Paul (Paul Giamatti) is an American actor who is sort of the Paul Giamatti of our world and he is working on the play Uncle Vanya, by Chekov. It is a deep role which requires range, and Paul is struggling to find the correct tone. Alone in his apartment one evening he sees a story written in the New Yorker about a research lab that will extract the human soul and store it in cold storage for a period of time all in the likelihood that by doing so it will free you up from many burdens.

All of this will be done, for a fee of course, by Dr. Flintstein (David Strathairn) and his egg-shaped looking futuristically designed shell of an x-ray machine, which will actually remove the soul and drop it into an airtight container. Once removed, Paul is a bit upset to see that his soul resembles a chick-pea – such is his life.

The resulting story follows Paul as he struggles to enjoy his life now free of the burden of his soul, and his search to have it re-implanted. Confounding such plans is Nina (Dina Korzun), a Russian mule of souls who crosses continents right and left trafficking souls back to Russia where they can be removed in a much unregulated environment and sold to the highest bidders. Paul and Nina come to share a bond that only those who have had their souls extracted can really understand; “soul-brothers or sisters” does not quite do it justice.

A re-telling of the plot of this film does not quite do it justice, as it sounds simply like a hokey attempt at the sci-fi genre. In fact, this is a gritty film told from the point of view of many who are suffering, but done so in a way that allows for many laughs and some great performances. This is the exact role that Paul Giamatti was born to play. He exemplifies the struggling actor weighed down by life, who can put on a wonderful and moving performance and still knows how to make you chuckle. David Strathairn is really superb as the doctor who will remove your soul but does not really want to talk too much about the how and why. He simply wants to run it as a business and speaks of soul removal in such a light-hearted way that you might think it is as ordinary as a simple dental procedure.

The film has some plot flaws which, really, just come in the form of some undeveloped thoughts, and I think if the director and writer were given a chance to remake this film in 3 years it would be excellent. Other than that I don’t find much fault here at all, and was pleasantly moved by the dialogue and human interaction set among some far-fetched notion of what the soul is and how we can control its’ functions.
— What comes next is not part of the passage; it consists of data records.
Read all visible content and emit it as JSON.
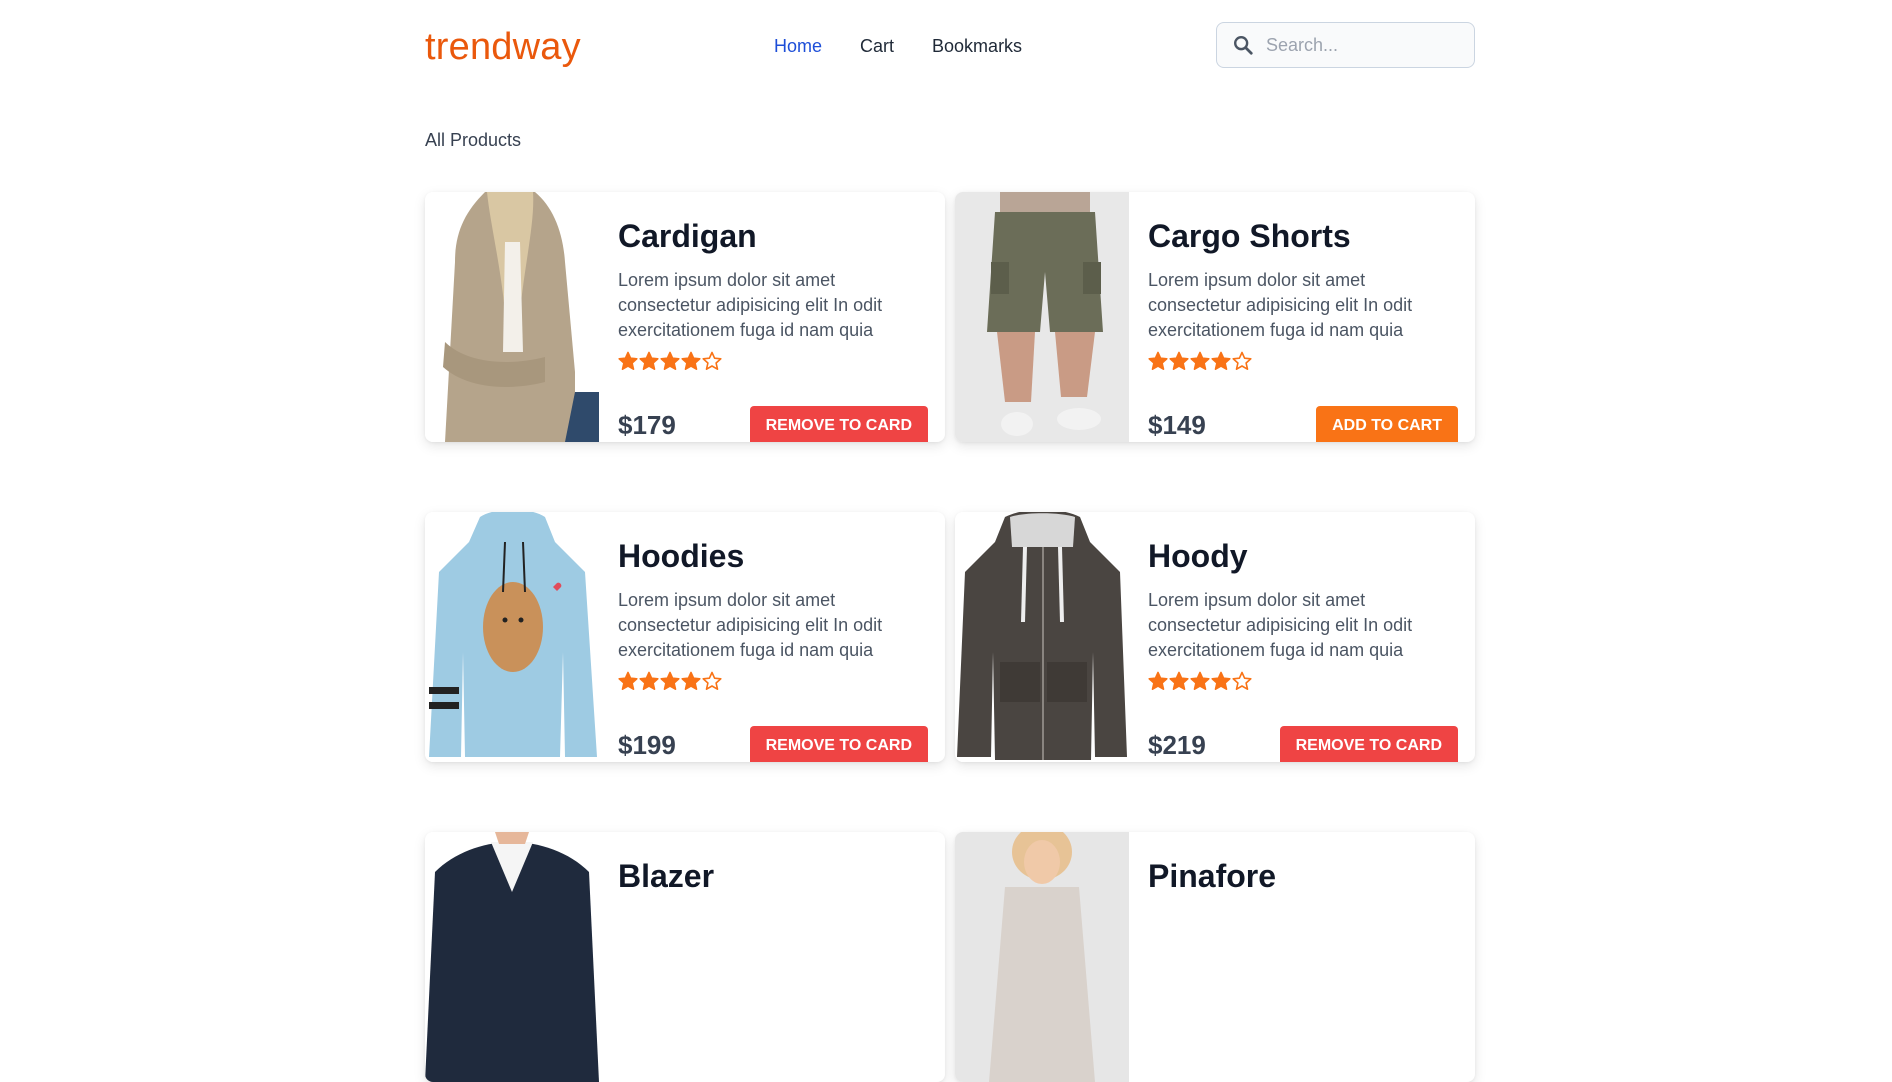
{
  "brand": "trendway",
  "nav": {
    "home": "Home",
    "cart": "Cart",
    "bookmarks": "Bookmarks"
  },
  "search": {
    "placeholder": "Search...",
    "value": ""
  },
  "section_title": "All Products",
  "products": [
    {
      "name": "Cardigan",
      "description": "Lorem ipsum dolor sit amet consectetur adipisicing elit In odit exercitationem fuga id nam quia",
      "rating": 4,
      "rating_max": 5,
      "price": "$179",
      "button": "REMOVE TO CARD",
      "button_type": "remove"
    },
    {
      "name": "Cargo Shorts",
      "description": "Lorem ipsum dolor sit amet consectetur adipisicing elit In odit exercitationem fuga id nam quia",
      "rating": 4,
      "rating_max": 5,
      "price": "$149",
      "button": "ADD TO CART",
      "button_type": "add"
    },
    {
      "name": "Hoodies",
      "description": "Lorem ipsum dolor sit amet consectetur adipisicing elit In odit exercitationem fuga id nam quia",
      "rating": 4,
      "rating_max": 5,
      "price": "$199",
      "button": "REMOVE TO CARD",
      "button_type": "remove"
    },
    {
      "name": "Hoody",
      "description": "Lorem ipsum dolor sit amet consectetur adipisicing elit In odit exercitationem fuga id nam quia",
      "rating": 4,
      "rating_max": 5,
      "price": "$219",
      "button": "REMOVE TO CARD",
      "button_type": "remove"
    },
    {
      "name": "Blazer"
    },
    {
      "name": "Pinafore"
    }
  ],
  "colors": {
    "brand": "#ea580c",
    "nav_active": "#1d4ed8",
    "star": "#f97316",
    "remove_button": "#ef4444",
    "add_button": "#f97316"
  },
  "icons": {
    "search": "search-icon",
    "star": "star-icon"
  }
}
This is a slow moving film but at 101 minutes does not feel too long, and if you are the type of person who only sees one or two small-screen released independent type films a year, I suggest you add this to your list.

*** and ½ out of 5